Even after a pitch has been approved, last minute changes are a constant possibility. “Originally my role in [Miu Miu’s AW13 campaign] was to go in and change some balustrades, get a couple of nice bits of street furniture and some bikes.” But when Miu Miu realised they couldn’t shoot the New York skyline without image rights, “They were like, ‘What can you build?’ and I was like ‘Oh my god, ok.’ So, I built the pontoon. I had a week.”
Heath created New York’s East River using acres of stretched cling film and used old-school perspective techniques to give the resulting image the illusion of depth. “We weren’t saying it was real — it had this sort of bizarre surreal feel to it.”
Heath has also created sets for runway shows, most notably a life-sized willow tree for Lanvin in 2011.“On the day before the show Albert [Elbaz] walked in and said, ‘I am not sure about the tree, can you take it down?’”
“It was vast. It had taken about 48 hours to put up and would have taken a day to take down. I remember thinking ‘Oh my god,’ and saying, ‘Yes, yes I can take it down, but I will have to know in the next 20 mins, so just let me know. I can get the guys working on it straight away.’ He looked at me, at [the tree], paused, considered and said, ‘No, no. I like the tree.’ I just know that had I said no, I would have had to take it down. [The work] had to stand up itself.”

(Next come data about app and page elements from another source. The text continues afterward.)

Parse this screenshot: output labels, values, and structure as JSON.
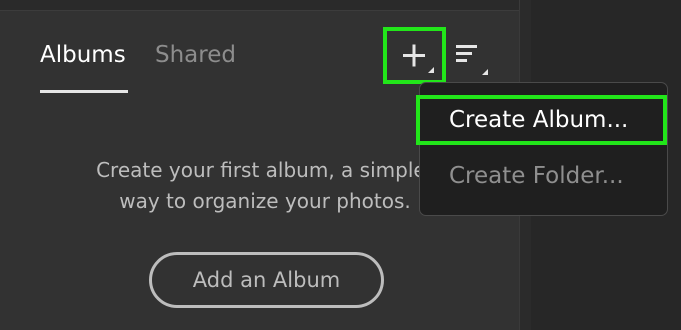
{
  "tabs": {
    "albums_label": "Albums",
    "shared_label": "Shared"
  },
  "toolbar": {
    "add_icon": "plus-icon",
    "sort_icon": "sort-lines-icon"
  },
  "dropdown_menu": {
    "items": [
      {
        "label": "Create Album...",
        "highlighted": true
      },
      {
        "label": "Create Folder...",
        "highlighted": false
      }
    ]
  },
  "empty_state": {
    "line1": "Create your first album, a simpler",
    "line2": "way to organize your photos.",
    "button_label": "Add an Album"
  },
  "colors": {
    "highlight_outline": "#22e61a",
    "panel_background": "#323232",
    "menu_background": "#1f1f1f",
    "active_tab": "#ffffff",
    "inactive_tab": "#8d8d8d"
  }
}
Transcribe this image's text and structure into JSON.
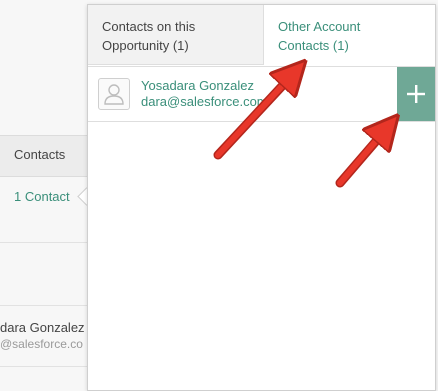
{
  "background": {
    "contacts_header": "Contacts",
    "contact_count": "1 Contact",
    "contact_name_partial": "dara Gonzalez",
    "contact_email_partial": "@salesforce.co"
  },
  "popover": {
    "tabs": [
      {
        "label_line1": "Contacts on this",
        "label_line2": "Opportunity (1)",
        "active": false
      },
      {
        "label_line1": "Other Account",
        "label_line2": "Contacts (1)",
        "active": true
      }
    ],
    "contacts": [
      {
        "name": "Yosadara Gonzalez",
        "email": "dara@salesforce.com"
      }
    ],
    "add_icon": "plus-icon",
    "avatar_icon": "person-icon"
  },
  "colors": {
    "accent": "#3a8f7a",
    "add_button_bg": "#6fa896",
    "annotation_arrow": "#e8372a"
  }
}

“When somebody goes, ‘It’s not working,’ you need to be amenable, because it is not about you.” Heath’s studio on Shacklewell Lane, a veritable hub of British creatives (neighbours include Christopher Kane and Gareth Pugh) is surprisingly uncluttered. Heath believes the photograph or the show is the true end product, not the props she creates, and thus doesn’t archive her work. Nestled in the corner, however, partly hidden by a slowly deflating owls head, this reporter spots a pair of black men’s oxfords fitted with glittery platypus flippers, in gradients of bronzed sienna. They are typical Heath. “We made a whole duck costume, Tim took one look and said ‘I don’t like it,’ so it was discarded immediately. Even if you think the photographer is wrong you have to just respect it.”
Heath’s flexible attitude clearly works. “Everything has always snowballed off the back of somebody I have worked with. The role of an agent is to get you work, but I can honestly say that mine hasn’t had to work very hard — the work has always propelled itself. Though to manage my career they have had to work hard. Negotiations, budget sign-offs — for example, with a lot of the sets, like the Miu Miu set, you can spend £70,000 (about $115,000) in a week.”
Heath’s career is not one of glamorous play, however. Hers is often the trudging and laborious, mud-splattered reality behind the manicured, highly-produced images. “Quite often you can’t get a vehicle to where you are shooting. You have to traipse across a field with a giant fake tree and half a house that you have brought to Versailles from England, because you can’t touch the trees there. And invariably it is pissing down with rain,” she laughed.
Being resourceful is also a big part of the job. “I wanted golden bulrushes for this Mulberry Harrods window, which we couldn’t find anywhere. We didn’t have money to have them carved. So, it had to be something that we created at the studio. They’re metal rods, a fake frankfurter sausage and the end of a knitting needle on top. I think Ange, my assistant, had already tried filling condoms with some kind of expandafoam!”
“But I would have no interest in making something look real when actually they would prefer the real thing.” Making the absurd hyperreal however, is something Heath revels in, “like the bread airplane for Hermès, which was totally silly. I had a great French assistant at the time and we were in Paris doing a Dior job, talking about the propeller and the wheels and she said, ‘Why don’t we go and see if we get those things baked?!’”
Like much of her exquisitely realised fantasies, the result creates a child-like acceptance of the fantastical. And, indeed, through her work, Heath has achieved what every child wishes, making real her unfettered imagination.